EXERCISE DATA
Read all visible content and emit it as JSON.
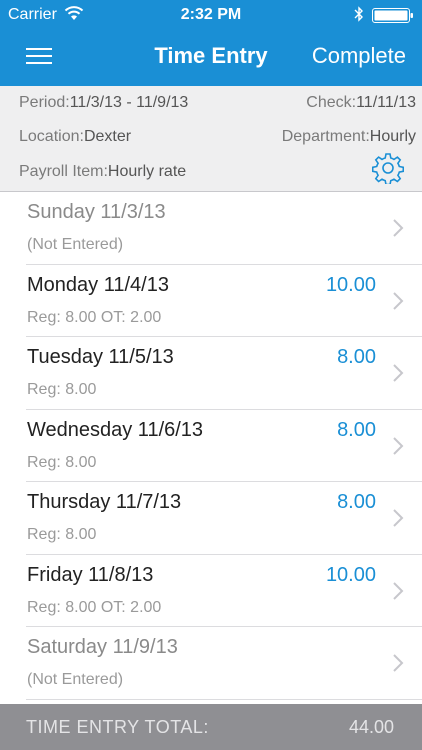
{
  "status_bar": {
    "carrier": "Carrier",
    "time": "2:32 PM"
  },
  "nav": {
    "title": "Time Entry",
    "complete_label": "Complete"
  },
  "info": {
    "period_label": "Period:",
    "period_value": "11/3/13 - 11/9/13",
    "check_label": "Check:",
    "check_value": "11/11/13",
    "location_label": "Location:",
    "location_value": "Dexter",
    "department_label": "Department:",
    "department_value": "Hourly",
    "payroll_label": "Payroll Item:",
    "payroll_value": "Hourly rate"
  },
  "days": [
    {
      "day": "Sunday 11/3/13",
      "detail": "(Not Entered)",
      "amount": ""
    },
    {
      "day": "Monday 11/4/13",
      "detail": "Reg: 8.00 OT: 2.00",
      "amount": "10.00"
    },
    {
      "day": "Tuesday 11/5/13",
      "detail": "Reg: 8.00",
      "amount": "8.00"
    },
    {
      "day": "Wednesday 11/6/13",
      "detail": "Reg: 8.00",
      "amount": "8.00"
    },
    {
      "day": "Thursday 11/7/13",
      "detail": "Reg: 8.00",
      "amount": "8.00"
    },
    {
      "day": "Friday 11/8/13",
      "detail": "Reg: 8.00 OT: 2.00",
      "amount": "10.00"
    },
    {
      "day": "Saturday 11/9/13",
      "detail": "(Not Entered)",
      "amount": ""
    }
  ],
  "footer": {
    "label": "TIME ENTRY TOTAL:",
    "total": "44.00"
  },
  "colors": {
    "accent": "#1a8fd5",
    "footer_bg": "#8f8f93",
    "info_bg": "#efeff0"
  }
}
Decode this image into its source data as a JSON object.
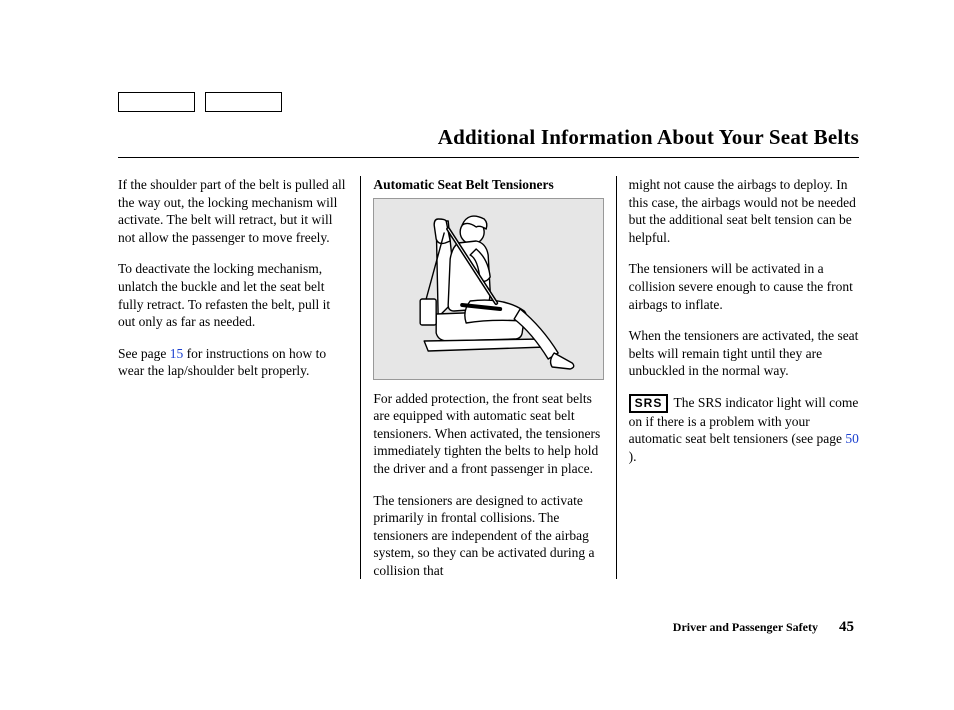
{
  "title": "Additional Information About Your Seat Belts",
  "col1": {
    "p1": "If the shoulder part of the belt is pulled all the way out, the locking mechanism will activate. The belt will retract, but it will not allow the passenger to move freely.",
    "p2": "To deactivate the locking mechanism, unlatch the buckle and let the seat belt fully retract. To refasten the belt, pull it out only as far as needed.",
    "p3a": "See page ",
    "p3link": "15",
    "p3b": " for instructions on how to wear the lap/shoulder belt properly."
  },
  "col2": {
    "subhead": "Automatic Seat Belt Tensioners",
    "p1": "For added protection, the front seat belts are equipped with automatic seat belt tensioners. When activated, the tensioners immediately tighten the belts to help hold the driver and a front passenger in place.",
    "p2": "The tensioners are designed to activate primarily in frontal collisions. The tensioners are independent of the airbag system, so they can be activated during a collision that"
  },
  "col3": {
    "p1": "might not cause the airbags to deploy. In this case, the airbags would not be needed but the additional seat belt tension can be helpful.",
    "p2": "The tensioners will be activated in a collision severe enough to cause the front airbags to inflate.",
    "p3": "When the tensioners are activated, the seat belts will remain tight until they are unbuckled in the normal way.",
    "srs_label": "SRS",
    "p4a": "The SRS indicator light will come on if there is a problem with your automatic seat belt tensioners (see page ",
    "p4link": "50",
    "p4b": " )."
  },
  "footer": {
    "section": "Driver and Passenger Safety",
    "page": "45"
  }
}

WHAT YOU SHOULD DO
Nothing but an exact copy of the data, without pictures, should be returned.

EXERCISE SOLUTION
Read all visible content and emit it as JSON.
{
  "status_bar": {
    "carrier": "Carrier",
    "time": "2:32 PM"
  },
  "nav": {
    "title": "Time Entry",
    "complete_label": "Complete"
  },
  "info": {
    "period_label": "Period:",
    "period_value": "11/3/13 - 11/9/13",
    "check_label": "Check:",
    "check_value": "11/11/13",
    "location_label": "Location:",
    "location_value": "Dexter",
    "department_label": "Department:",
    "department_value": "Hourly",
    "payroll_label": "Payroll Item:",
    "payroll_value": "Hourly rate"
  },
  "days": [
    {
      "day": "Sunday 11/3/13",
      "detail": "(Not Entered)",
      "amount": ""
    },
    {
      "day": "Monday 11/4/13",
      "detail": "Reg: 8.00 OT: 2.00",
      "amount": "10.00"
    },
    {
      "day": "Tuesday 11/5/13",
      "detail": "Reg: 8.00",
      "amount": "8.00"
    },
    {
      "day": "Wednesday 11/6/13",
      "detail": "Reg: 8.00",
      "amount": "8.00"
    },
    {
      "day": "Thursday 11/7/13",
      "detail": "Reg: 8.00",
      "amount": "8.00"
    },
    {
      "day": "Friday 11/8/13",
      "detail": "Reg: 8.00 OT: 2.00",
      "amount": "10.00"
    },
    {
      "day": "Saturday 11/9/13",
      "detail": "(Not Entered)",
      "amount": ""
    }
  ],
  "footer": {
    "label": "TIME ENTRY TOTAL:",
    "total": "44.00"
  },
  "colors": {
    "accent": "#1a8fd5",
    "footer_bg": "#8f8f93",
    "info_bg": "#efeff0"
  }
}
Decode this image into its source data as a JSON object.
{
  "title": "Additional Information About Your Seat Belts",
  "col1": {
    "p1": "If the shoulder part of the belt is pulled all the way out, the locking mechanism will activate. The belt will retract, but it will not allow the passenger to move freely.",
    "p2": "To deactivate the locking mechanism, unlatch the buckle and let the seat belt fully retract. To refasten the belt, pull it out only as far as needed.",
    "p3a": "See page ",
    "p3link": "15",
    "p3b": " for instructions on how to wear the lap/shoulder belt properly."
  },
  "col2": {
    "subhead": "Automatic Seat Belt Tensioners",
    "p1": "For added protection, the front seat belts are equipped with automatic seat belt tensioners. When activated, the tensioners immediately tighten the belts to help hold the driver and a front passenger in place.",
    "p2": "The tensioners are designed to activate primarily in frontal collisions. The tensioners are independent of the airbag system, so they can be activated during a collision that"
  },
  "col3": {
    "p1": "might not cause the airbags to deploy. In this case, the airbags would not be needed but the additional seat belt tension can be helpful.",
    "p2": "The tensioners will be activated in a collision severe enough to cause the front airbags to inflate.",
    "p3": "When the tensioners are activated, the seat belts will remain tight until they are unbuckled in the normal way.",
    "srs_label": "SRS",
    "p4a": "The SRS indicator light will come on if there is a problem with your automatic seat belt tensioners (see page ",
    "p4link": "50",
    "p4b": " )."
  },
  "footer": {
    "section": "Driver and Passenger Safety",
    "page": "45"
  }
}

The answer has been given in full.